The question in the title of this post is prompted by this Reuters article which begins, "Alabama, Florida and Texas plan to execute inmates on Thursday and if carried out, it would be the first time in eight years that three people on death row have been executed on the same day."  Here is more about what could be a busy day in both courts and execution chambers:

But in each state there are reasons why the executions could be halted, including an unprecedented clemency recommendation in Texas, where all three of this year’s U.S. executions have been carried out.

In Florida, questions were raised about holding an execution based on a majority, not unanimous, jury decision. In Alabama, lawyers have said the death row inmate is too ill to be executed.

Alabama plans to execute Doyle Hamm, 61, at 6 p.m. local time for the 1987 murder of motel clerk Patrick Cunningham.

Hamm’s lawyers have said he has terminal cancer, adding years of intravenous drug use, hepatitis C, and untreated lymphoma have made his veins unstable for a lethal injection. However, a court-appointed doctor examined Hamm on Feb. 15 and found he had “numerous accessible and usable veins in both his upper and lower extremities,” according to court filings.

Texas plans to execute Thomas Whitaker, 38, for masterminding a 2003 plot against his family in which his mother Tricia, 51, and brother Kevin, 19, were killed.  His father Kent Whitaker was shot in the chest and survived.  The father, 69, a devout Christian and retired executive, has said he forgives his son and his family does not want him to be executed. In a clemency petition, he said if the death penalty is implemented, it would make his pain worse.

On Tuesday, the Texas paroles board in a unanimous decision recommended clemency, largely based on the request of a victim’s forgiving family.  Republican Governor Greg Abbott has final say, and has not yet announced if he plans to halt the execution.

Florida plans to execute Eric Branch, 47, for the 1993 murder of University of West Florida student Susan Morris. Lawyers for Branch appealed to the U.S. Supreme Court on arguments including that the court has previously blocked a Florida provision that allows executions for a non-unanimous jury decision and it should do so again in this case.

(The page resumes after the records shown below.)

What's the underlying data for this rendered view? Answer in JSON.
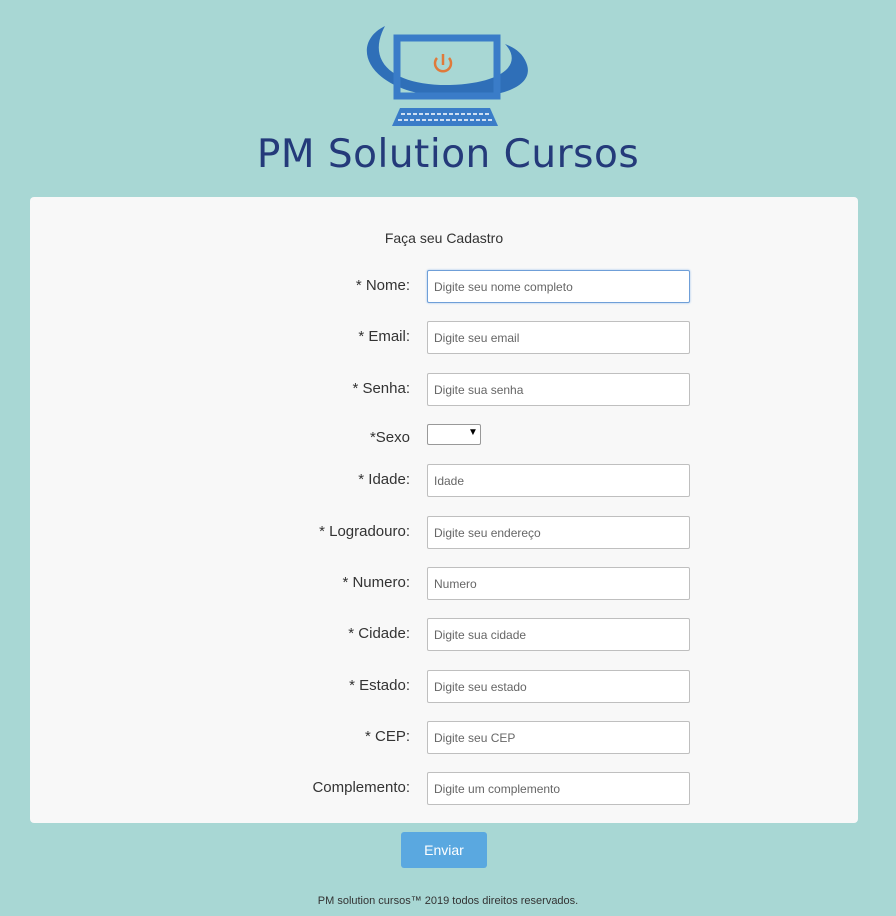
{
  "logo": {
    "text": "PM Solution Cursos"
  },
  "form": {
    "title": "Faça seu Cadastro",
    "fields": [
      {
        "label": "* Nome:",
        "placeholder": "Digite seu nome completo"
      },
      {
        "label": "* Email:",
        "placeholder": "Digite seu email"
      },
      {
        "label": "* Senha:",
        "placeholder": "Digite sua senha"
      },
      {
        "label": "*Sexo",
        "value": ""
      },
      {
        "label": "* Idade:",
        "placeholder": "Idade"
      },
      {
        "label": "* Logradouro:",
        "placeholder": "Digite seu endereço"
      },
      {
        "label": "* Numero:",
        "placeholder": "Numero"
      },
      {
        "label": "* Cidade:",
        "placeholder": "Digite sua cidade"
      },
      {
        "label": "* Estado:",
        "placeholder": "Digite seu estado"
      },
      {
        "label": "* CEP:",
        "placeholder": "Digite seu CEP"
      },
      {
        "label": "Complemento:",
        "placeholder": "Digite um complemento"
      }
    ]
  },
  "submit_label": "Enviar",
  "footer": "PM solution cursos™ 2019 todos direitos reservados.",
  "colors": {
    "background": "#a8d7d4",
    "brand": "#243a7a",
    "button": "#5aa8e0",
    "power": "#e07a3a"
  },
  "icons": {
    "logo": "computer-monitor-power-icon",
    "select_arrow": "caret-down-icon"
  }
}
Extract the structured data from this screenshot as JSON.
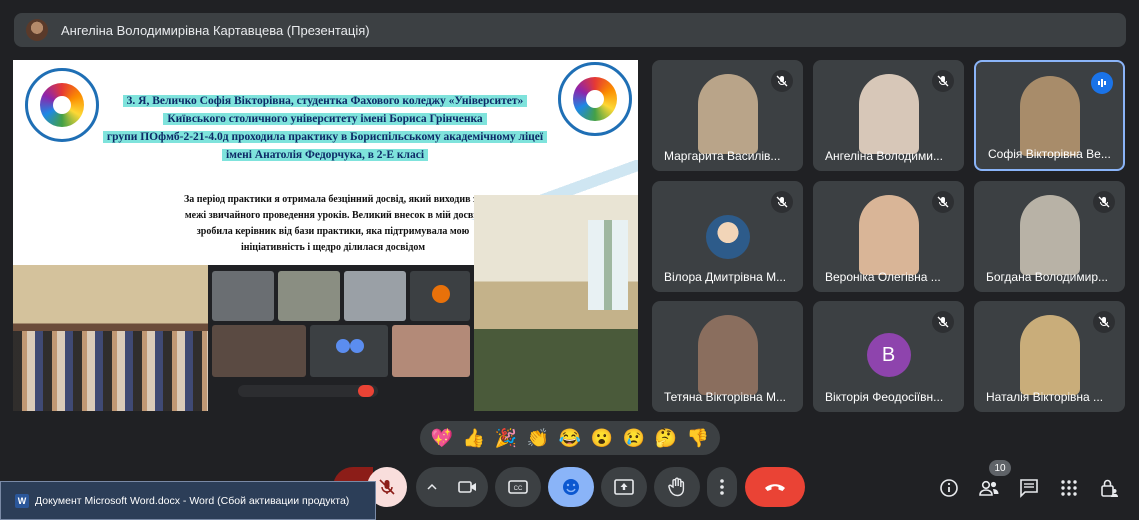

February 22, 2018 in Baze and Glossip lethal injection cases, Clemency and Pardons, Death Penalty Reforms, Sentences Reconsidered, Who Sentences? | Permalink | Comments (9)